Establishing Digital Trust: Don't Sacrifice Security for Convenience
plans to change the way vulnerability warnings are issued, particularly for non-technical end-users.
A less technical alerting system has been added to the one used to alert tech professionals, Microsoft director of security assurance Steve Lipner said in an e-mail.
"In addition, before year's end, we will create a new End User Security Notification Service that will notify customers of security issues in end-user-oriented products and provide a link to the appropriate end-user security bulletin," Lipner added.
He said the move to rejigger the way security alerts are issued was necessary because end-users were finding the existing system "overly detailed and confusing."https://o1.qnsr.com/log/p.gif?;n=203;c=204650394;s=9477;x=7936;f=201801171506010;u=j;z=TIMESTAMP;a=20392931;e=i Now, the plan is to issue separate alerts meaning that subscribers to Microsoft's Security Notification Service would receive bulletins "that are of interest only to developers or system administrators," Lipner added.
The Redmond-based software giant also plans to limit the "critical" rating on security alerts to customers because of fears that too many high-level alerts were being issued.
Instead of issuing a "critical" rating on vulnerability warnings, Microsoft has modified its Severity Rating Criteria to specify clearly which bugs needed to be addressed immediately.
"There is also a widespread feeling that the Severity Ratings are difficult to understand and apply. For these reasons, we have modified (the criteria) to help customers more easily evaluate the impact of security issues," Lipner explained.
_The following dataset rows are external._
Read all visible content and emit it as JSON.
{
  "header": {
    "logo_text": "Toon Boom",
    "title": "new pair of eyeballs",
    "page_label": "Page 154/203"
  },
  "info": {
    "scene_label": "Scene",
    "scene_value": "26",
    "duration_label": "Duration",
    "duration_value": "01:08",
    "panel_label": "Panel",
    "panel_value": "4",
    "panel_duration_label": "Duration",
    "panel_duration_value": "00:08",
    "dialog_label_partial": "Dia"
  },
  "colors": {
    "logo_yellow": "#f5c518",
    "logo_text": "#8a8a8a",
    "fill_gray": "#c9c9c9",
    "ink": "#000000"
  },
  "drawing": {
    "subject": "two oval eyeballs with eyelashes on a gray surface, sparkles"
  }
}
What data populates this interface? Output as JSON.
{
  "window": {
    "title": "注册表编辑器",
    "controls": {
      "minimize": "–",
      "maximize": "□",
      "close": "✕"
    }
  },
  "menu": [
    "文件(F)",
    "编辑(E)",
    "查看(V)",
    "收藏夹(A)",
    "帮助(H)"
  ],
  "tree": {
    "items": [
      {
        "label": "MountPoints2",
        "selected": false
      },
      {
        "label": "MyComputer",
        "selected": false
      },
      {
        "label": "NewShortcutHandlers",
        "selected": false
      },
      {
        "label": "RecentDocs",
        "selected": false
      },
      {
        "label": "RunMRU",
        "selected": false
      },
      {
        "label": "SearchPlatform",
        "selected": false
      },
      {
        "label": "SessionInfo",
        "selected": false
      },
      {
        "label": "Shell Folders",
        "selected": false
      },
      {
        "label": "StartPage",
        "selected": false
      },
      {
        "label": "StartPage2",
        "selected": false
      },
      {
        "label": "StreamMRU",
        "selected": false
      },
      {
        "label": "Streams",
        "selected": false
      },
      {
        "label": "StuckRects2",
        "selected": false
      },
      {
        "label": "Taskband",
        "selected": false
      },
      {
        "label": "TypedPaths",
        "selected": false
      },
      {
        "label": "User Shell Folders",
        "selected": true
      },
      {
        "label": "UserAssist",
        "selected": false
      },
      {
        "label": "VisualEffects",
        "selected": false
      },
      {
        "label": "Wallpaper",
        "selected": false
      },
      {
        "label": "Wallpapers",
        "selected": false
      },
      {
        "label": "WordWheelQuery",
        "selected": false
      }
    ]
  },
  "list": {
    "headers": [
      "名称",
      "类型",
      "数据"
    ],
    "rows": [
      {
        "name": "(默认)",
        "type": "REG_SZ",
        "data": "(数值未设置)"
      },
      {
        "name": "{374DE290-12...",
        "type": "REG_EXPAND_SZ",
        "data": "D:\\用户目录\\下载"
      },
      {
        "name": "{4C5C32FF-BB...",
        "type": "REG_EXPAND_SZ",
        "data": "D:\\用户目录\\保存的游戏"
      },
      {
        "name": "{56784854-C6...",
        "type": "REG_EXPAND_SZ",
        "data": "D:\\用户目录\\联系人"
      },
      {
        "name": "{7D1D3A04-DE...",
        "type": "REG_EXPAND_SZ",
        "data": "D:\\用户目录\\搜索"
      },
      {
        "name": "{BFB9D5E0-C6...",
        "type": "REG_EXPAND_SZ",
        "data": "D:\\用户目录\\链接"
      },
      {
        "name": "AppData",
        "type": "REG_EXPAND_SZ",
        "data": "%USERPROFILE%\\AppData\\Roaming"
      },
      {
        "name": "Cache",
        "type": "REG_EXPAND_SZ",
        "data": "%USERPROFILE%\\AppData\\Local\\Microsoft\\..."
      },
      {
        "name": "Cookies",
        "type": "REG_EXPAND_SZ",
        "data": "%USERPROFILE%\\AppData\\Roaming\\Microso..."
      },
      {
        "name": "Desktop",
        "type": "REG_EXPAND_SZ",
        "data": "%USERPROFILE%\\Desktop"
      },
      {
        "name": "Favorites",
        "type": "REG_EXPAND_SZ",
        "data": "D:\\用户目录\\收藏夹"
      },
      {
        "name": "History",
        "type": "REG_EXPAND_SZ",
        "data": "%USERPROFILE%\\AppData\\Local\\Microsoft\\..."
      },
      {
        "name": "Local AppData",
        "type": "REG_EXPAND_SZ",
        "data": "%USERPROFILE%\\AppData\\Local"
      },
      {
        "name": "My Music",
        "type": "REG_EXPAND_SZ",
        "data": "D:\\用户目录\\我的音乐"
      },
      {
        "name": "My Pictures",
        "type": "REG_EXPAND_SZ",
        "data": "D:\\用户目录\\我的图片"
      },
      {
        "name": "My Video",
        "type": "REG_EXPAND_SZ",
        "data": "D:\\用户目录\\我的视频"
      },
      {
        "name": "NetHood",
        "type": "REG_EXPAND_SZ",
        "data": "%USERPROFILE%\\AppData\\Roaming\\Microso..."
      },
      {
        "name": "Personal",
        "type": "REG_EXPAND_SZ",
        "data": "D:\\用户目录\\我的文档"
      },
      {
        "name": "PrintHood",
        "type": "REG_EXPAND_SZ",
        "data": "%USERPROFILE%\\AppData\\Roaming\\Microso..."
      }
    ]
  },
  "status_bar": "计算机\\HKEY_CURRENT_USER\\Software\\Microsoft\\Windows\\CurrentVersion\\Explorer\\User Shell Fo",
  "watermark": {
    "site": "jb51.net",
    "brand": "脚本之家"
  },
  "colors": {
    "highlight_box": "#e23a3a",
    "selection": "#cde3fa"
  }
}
So far this year, almost half of Microsoft's 64 vulnerability alerts were tagged with the 'critical' rating and security experts have warned about a potential "cry wolf" situation if too many insignificant patches came with the highest-level rating.